Pick each line that has "Last" out of the records.

*** Data listing ***

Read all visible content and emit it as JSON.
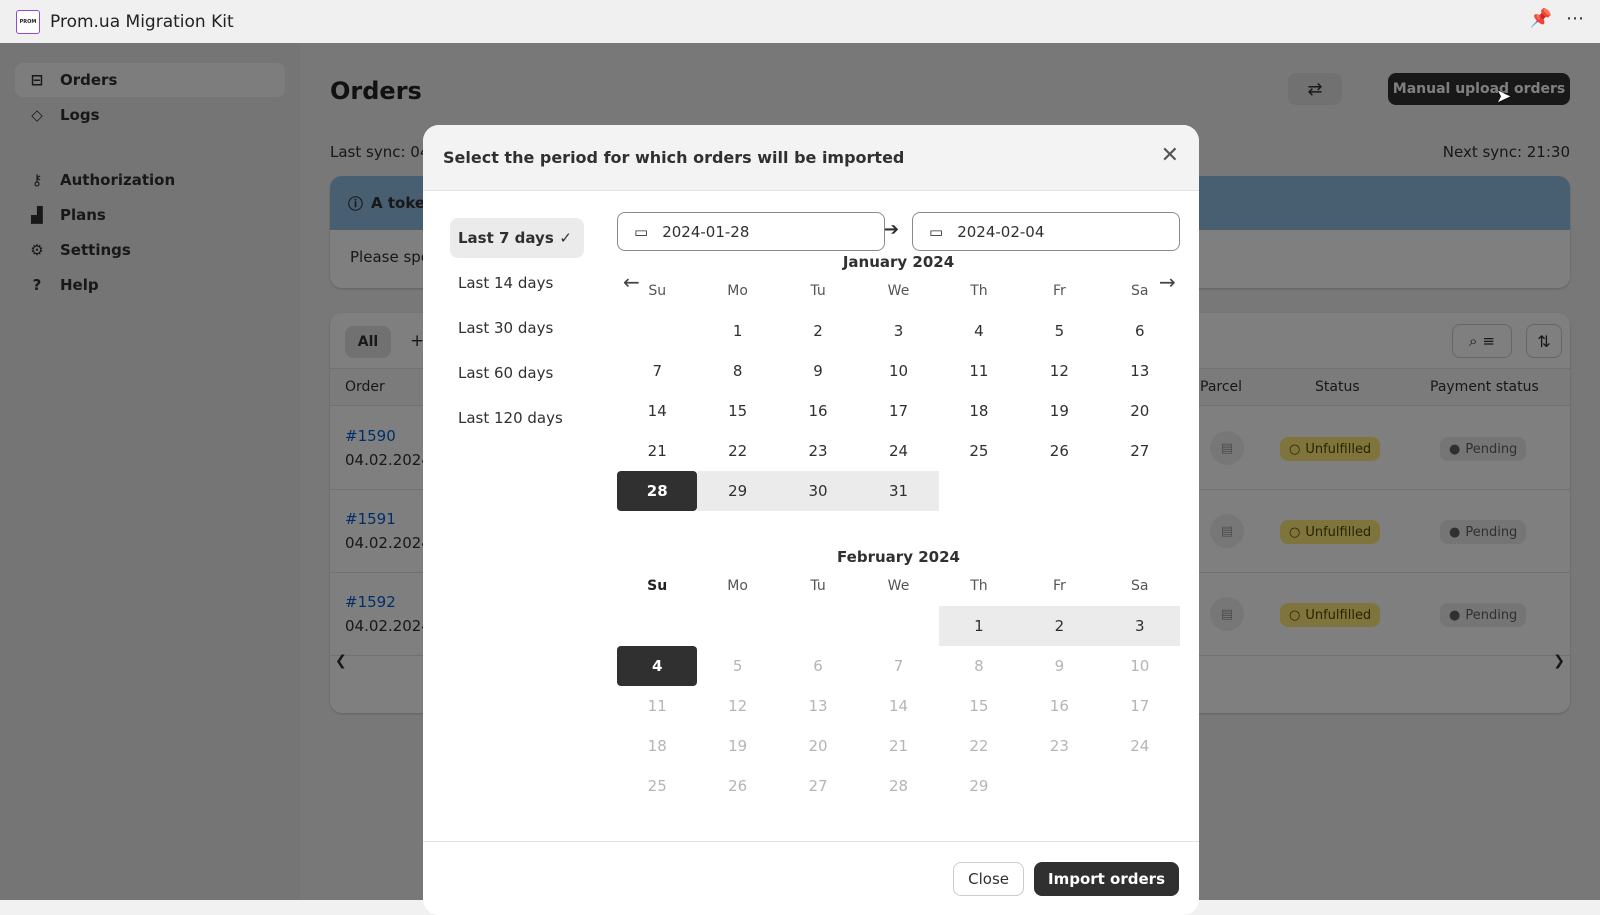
{
  "window": {
    "title": "Prom.ua Migration Kit",
    "logo_text": "PROM",
    "pin_icon": "pin-icon",
    "more_icon": "more-icon"
  },
  "sidebar": {
    "items": [
      {
        "label": "Orders",
        "icon": "inbox-icon",
        "active": true
      },
      {
        "label": "Logs",
        "icon": "alert-diamond-icon"
      },
      {
        "label": "Authorization",
        "icon": "key-icon"
      },
      {
        "label": "Plans",
        "icon": "stairs-icon"
      },
      {
        "label": "Settings",
        "icon": "gear-icon"
      },
      {
        "label": "Help",
        "icon": "help-icon"
      }
    ]
  },
  "main": {
    "title": "Orders",
    "upload_label": "Manual upload orders",
    "last_sync": "Last sync: 04.",
    "next_sync": "Next sync: 21:30",
    "banner_title": "A toke",
    "banner_body": "Please spe",
    "tab_all": "All",
    "tab_add": "+",
    "columns": {
      "order": "Order",
      "parcel": "Parcel",
      "status": "Status",
      "payment": "Payment status"
    },
    "rows": [
      {
        "number": "#1590",
        "date": "04.02.2024,",
        "status": "Unfulfilled",
        "payment": "Pending"
      },
      {
        "number": "#1591",
        "date": "04.02.2024,",
        "status": "Unfulfilled",
        "payment": "Pending"
      },
      {
        "number": "#1592",
        "date": "04.02.2024,",
        "status": "Unfulfilled",
        "payment": "Pending"
      }
    ]
  },
  "modal": {
    "title": "Select the period for which orders will be imported",
    "presets": [
      "Last 7 days",
      "Last 14 days",
      "Last 30 days",
      "Last 60 days",
      "Last 120 days"
    ],
    "selected_preset": "Last 7 days",
    "start_date": "2024-01-28",
    "end_date": "2024-02-04",
    "weekdays": [
      "Su",
      "Mo",
      "Tu",
      "We",
      "Th",
      "Fr",
      "Sa"
    ],
    "months": [
      {
        "title": "January 2024",
        "first_weekday": 1,
        "days": 31,
        "range_start": 28,
        "range_end": 31,
        "selected": [
          28
        ],
        "disabled_after": null
      },
      {
        "title": "February 2024",
        "first_weekday": 4,
        "days": 29,
        "range_start": 1,
        "range_end": 4,
        "selected": [
          4
        ],
        "disabled_after": 4
      }
    ],
    "close_label": "Close",
    "import_label": "Import orders"
  },
  "colors": {
    "primary": "#303030",
    "accent_link": "#005bd3",
    "badge_unfulfilled": "#ffeb78",
    "banner": "#91bde3"
  }
}
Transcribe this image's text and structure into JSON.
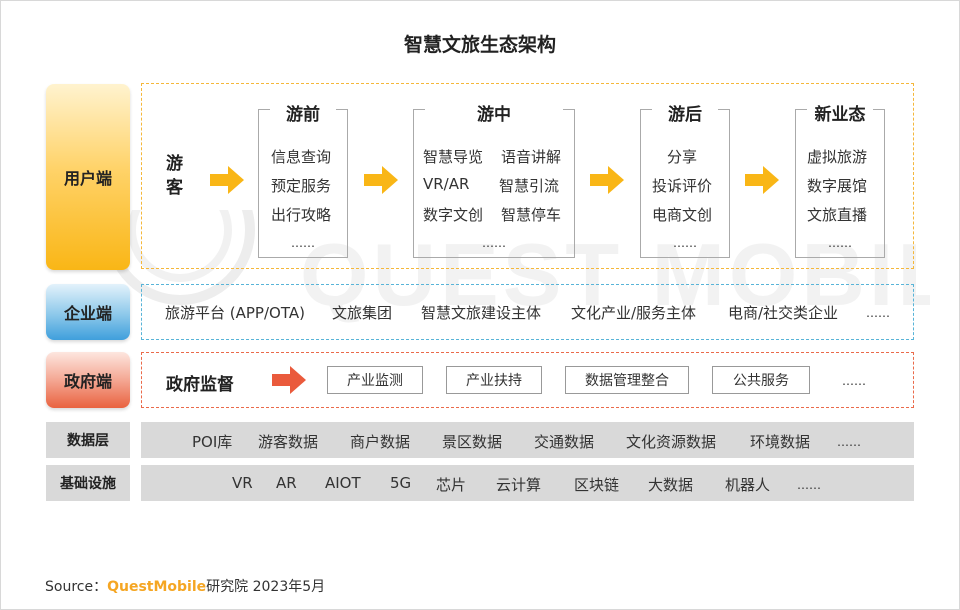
{
  "title": "智慧文旅生态架构",
  "watermark": "QUEST MOBILE",
  "layers": {
    "user": "用户端",
    "enterprise": "企业端",
    "government": "政府端",
    "data": "数据层",
    "infrastructure": "基础设施"
  },
  "user_layer": {
    "traveler": "游客",
    "stages": [
      {
        "title": "游前",
        "items": [
          "信息查询",
          "预定服务",
          "出行攻略"
        ],
        "more": "……"
      },
      {
        "title": "游中",
        "items": [
          "智慧导览",
          "语音讲解",
          "VR/AR",
          "智慧引流",
          "数字文创",
          "智慧停车"
        ],
        "more": "……"
      },
      {
        "title": "游后",
        "items": [
          "分享",
          "投诉评价",
          "电商文创"
        ],
        "more": "……"
      },
      {
        "title": "新业态",
        "items": [
          "虚拟旅游",
          "数字展馆",
          "文旅直播"
        ],
        "more": "……"
      }
    ]
  },
  "enterprise_layer": {
    "items": [
      "旅游平台 (APP/OTA)",
      "文旅集团",
      "智慧文旅建设主体",
      "文化产业/服务主体",
      "电商/社交类企业",
      "……"
    ]
  },
  "government_layer": {
    "label": "政府监督",
    "items": [
      "产业监测",
      "产业扶持",
      "数据管理整合",
      "公共服务"
    ],
    "more": "……"
  },
  "data_layer": {
    "items": [
      "POI库",
      "游客数据",
      "商户数据",
      "景区数据",
      "交通数据",
      "文化资源数据",
      "环境数据",
      "……"
    ]
  },
  "infra_layer": {
    "items": [
      "VR",
      "AR",
      "AIOT",
      "5G",
      "芯片",
      "云计算",
      "区块链",
      "大数据",
      "机器人",
      "……"
    ]
  },
  "source": {
    "prefix": "Source：",
    "brand": "QuestMobile",
    "suffix": "研究院 2023年5月"
  },
  "colors": {
    "user": "#f9b616",
    "enterprise": "#3f9fdc",
    "government": "#e9623f",
    "arrow_orange": "#f9b616",
    "arrow_red": "#ea5a3c",
    "brand": "#f5a623"
  }
}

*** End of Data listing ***

**Solution for this exercise:**
    "last_sync": "Last sync: 04.",
      "Last 7 days",
      "Last 14 days",
      "Last 30 days",
      "Last 60 days",
      "Last 120 days"
    "selected_preset": "Last 7 days",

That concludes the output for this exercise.